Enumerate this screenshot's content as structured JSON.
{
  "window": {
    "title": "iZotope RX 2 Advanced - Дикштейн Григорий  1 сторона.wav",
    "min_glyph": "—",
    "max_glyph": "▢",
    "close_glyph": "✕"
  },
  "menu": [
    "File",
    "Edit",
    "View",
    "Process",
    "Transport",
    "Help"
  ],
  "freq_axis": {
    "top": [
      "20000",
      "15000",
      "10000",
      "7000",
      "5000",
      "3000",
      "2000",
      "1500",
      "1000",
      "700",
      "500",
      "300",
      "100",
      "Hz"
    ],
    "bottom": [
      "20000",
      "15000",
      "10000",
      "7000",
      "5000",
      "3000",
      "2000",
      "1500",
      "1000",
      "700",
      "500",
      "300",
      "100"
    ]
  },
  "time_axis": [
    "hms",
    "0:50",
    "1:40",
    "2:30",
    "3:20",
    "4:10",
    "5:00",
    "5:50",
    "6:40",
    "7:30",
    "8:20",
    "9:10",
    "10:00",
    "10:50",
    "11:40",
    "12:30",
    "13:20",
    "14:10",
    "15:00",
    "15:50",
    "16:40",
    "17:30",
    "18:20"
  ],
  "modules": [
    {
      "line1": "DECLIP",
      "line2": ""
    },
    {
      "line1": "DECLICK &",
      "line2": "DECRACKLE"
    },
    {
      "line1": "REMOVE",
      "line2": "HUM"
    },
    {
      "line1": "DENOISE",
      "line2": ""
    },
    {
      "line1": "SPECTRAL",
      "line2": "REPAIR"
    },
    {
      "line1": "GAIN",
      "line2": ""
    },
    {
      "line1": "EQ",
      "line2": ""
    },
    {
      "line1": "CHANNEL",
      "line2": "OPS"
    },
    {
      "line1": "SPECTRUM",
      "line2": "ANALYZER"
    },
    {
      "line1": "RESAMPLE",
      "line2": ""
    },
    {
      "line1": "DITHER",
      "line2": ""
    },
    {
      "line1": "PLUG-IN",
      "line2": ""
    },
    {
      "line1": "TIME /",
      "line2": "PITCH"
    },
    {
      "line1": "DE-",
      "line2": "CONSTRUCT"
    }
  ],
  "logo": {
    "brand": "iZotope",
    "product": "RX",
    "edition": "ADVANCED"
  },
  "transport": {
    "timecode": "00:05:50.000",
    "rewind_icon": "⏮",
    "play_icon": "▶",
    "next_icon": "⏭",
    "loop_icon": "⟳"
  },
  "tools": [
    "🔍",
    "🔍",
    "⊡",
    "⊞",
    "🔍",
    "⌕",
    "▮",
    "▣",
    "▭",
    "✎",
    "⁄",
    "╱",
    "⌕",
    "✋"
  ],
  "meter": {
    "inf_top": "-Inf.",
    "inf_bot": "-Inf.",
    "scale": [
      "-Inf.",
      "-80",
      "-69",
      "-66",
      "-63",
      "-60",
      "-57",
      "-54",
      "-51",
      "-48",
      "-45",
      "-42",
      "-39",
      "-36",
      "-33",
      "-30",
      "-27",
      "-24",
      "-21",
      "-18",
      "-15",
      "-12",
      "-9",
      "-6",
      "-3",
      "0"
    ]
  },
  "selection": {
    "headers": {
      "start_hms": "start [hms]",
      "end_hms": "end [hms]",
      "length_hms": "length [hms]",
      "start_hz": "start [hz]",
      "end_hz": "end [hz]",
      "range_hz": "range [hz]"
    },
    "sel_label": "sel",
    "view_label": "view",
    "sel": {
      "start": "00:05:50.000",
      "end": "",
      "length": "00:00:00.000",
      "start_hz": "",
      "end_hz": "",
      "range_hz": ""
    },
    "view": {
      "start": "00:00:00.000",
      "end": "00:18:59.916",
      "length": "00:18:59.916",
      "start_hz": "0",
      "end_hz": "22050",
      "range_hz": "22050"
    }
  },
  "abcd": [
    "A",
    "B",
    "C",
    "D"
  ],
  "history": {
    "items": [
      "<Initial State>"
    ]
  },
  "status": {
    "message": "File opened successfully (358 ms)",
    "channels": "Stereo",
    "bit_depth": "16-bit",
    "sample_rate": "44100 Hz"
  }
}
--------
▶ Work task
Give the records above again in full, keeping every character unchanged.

▶ Response
Enumerate this screenshot's content as structured JSON.
{
  "window": {
    "title": "iZotope RX 2 Advanced - Дикштейн Григорий  1 сторона.wav",
    "min_glyph": "—",
    "max_glyph": "▢",
    "close_glyph": "✕"
  },
  "menu": [
    "File",
    "Edit",
    "View",
    "Process",
    "Transport",
    "Help"
  ],
  "freq_axis": {
    "top": [
      "20000",
      "15000",
      "10000",
      "7000",
      "5000",
      "3000",
      "2000",
      "1500",
      "1000",
      "700",
      "500",
      "300",
      "100",
      "Hz"
    ],
    "bottom": [
      "20000",
      "15000",
      "10000",
      "7000",
      "5000",
      "3000",
      "2000",
      "1500",
      "1000",
      "700",
      "500",
      "300",
      "100"
    ]
  },
  "time_axis": [
    "hms",
    "0:50",
    "1:40",
    "2:30",
    "3:20",
    "4:10",
    "5:00",
    "5:50",
    "6:40",
    "7:30",
    "8:20",
    "9:10",
    "10:00",
    "10:50",
    "11:40",
    "12:30",
    "13:20",
    "14:10",
    "15:00",
    "15:50",
    "16:40",
    "17:30",
    "18:20"
  ],
  "modules": [
    {
      "line1": "DECLIP",
      "line2": ""
    },
    {
      "line1": "DECLICK &",
      "line2": "DECRACKLE"
    },
    {
      "line1": "REMOVE",
      "line2": "HUM"
    },
    {
      "line1": "DENOISE",
      "line2": ""
    },
    {
      "line1": "SPECTRAL",
      "line2": "REPAIR"
    },
    {
      "line1": "GAIN",
      "line2": ""
    },
    {
      "line1": "EQ",
      "line2": ""
    },
    {
      "line1": "CHANNEL",
      "line2": "OPS"
    },
    {
      "line1": "SPECTRUM",
      "line2": "ANALYZER"
    },
    {
      "line1": "RESAMPLE",
      "line2": ""
    },
    {
      "line1": "DITHER",
      "line2": ""
    },
    {
      "line1": "PLUG-IN",
      "line2": ""
    },
    {
      "line1": "TIME /",
      "line2": "PITCH"
    },
    {
      "line1": "DE-",
      "line2": "CONSTRUCT"
    }
  ],
  "logo": {
    "brand": "iZotope",
    "product": "RX",
    "edition": "ADVANCED"
  },
  "transport": {
    "timecode": "00:05:50.000",
    "rewind_icon": "⏮",
    "play_icon": "▶",
    "next_icon": "⏭",
    "loop_icon": "⟳"
  },
  "tools": [
    "🔍",
    "🔍",
    "⊡",
    "⊞",
    "🔍",
    "⌕",
    "▮",
    "▣",
    "▭",
    "✎",
    "⁄",
    "╱",
    "⌕",
    "✋"
  ],
  "meter": {
    "inf_top": "-Inf.",
    "inf_bot": "-Inf.",
    "scale": [
      "-Inf.",
      "-80",
      "-69",
      "-66",
      "-63",
      "-60",
      "-57",
      "-54",
      "-51",
      "-48",
      "-45",
      "-42",
      "-39",
      "-36",
      "-33",
      "-30",
      "-27",
      "-24",
      "-21",
      "-18",
      "-15",
      "-12",
      "-9",
      "-6",
      "-3",
      "0"
    ]
  },
  "selection": {
    "headers": {
      "start_hms": "start [hms]",
      "end_hms": "end [hms]",
      "length_hms": "length [hms]",
      "start_hz": "start [hz]",
      "end_hz": "end [hz]",
      "range_hz": "range [hz]"
    },
    "sel_label": "sel",
    "view_label": "view",
    "sel": {
      "start": "00:05:50.000",
      "end": "",
      "length": "00:00:00.000",
      "start_hz": "",
      "end_hz": "",
      "range_hz": ""
    },
    "view": {
      "start": "00:00:00.000",
      "end": "00:18:59.916",
      "length": "00:18:59.916",
      "start_hz": "0",
      "end_hz": "22050",
      "range_hz": "22050"
    }
  },
  "abcd": [
    "A",
    "B",
    "C",
    "D"
  ],
  "history": {
    "items": [
      "<Initial State>"
    ]
  },
  "status": {
    "message": "File opened successfully (358 ms)",
    "channels": "Stereo",
    "bit_depth": "16-bit",
    "sample_rate": "44100 Hz"
  }
}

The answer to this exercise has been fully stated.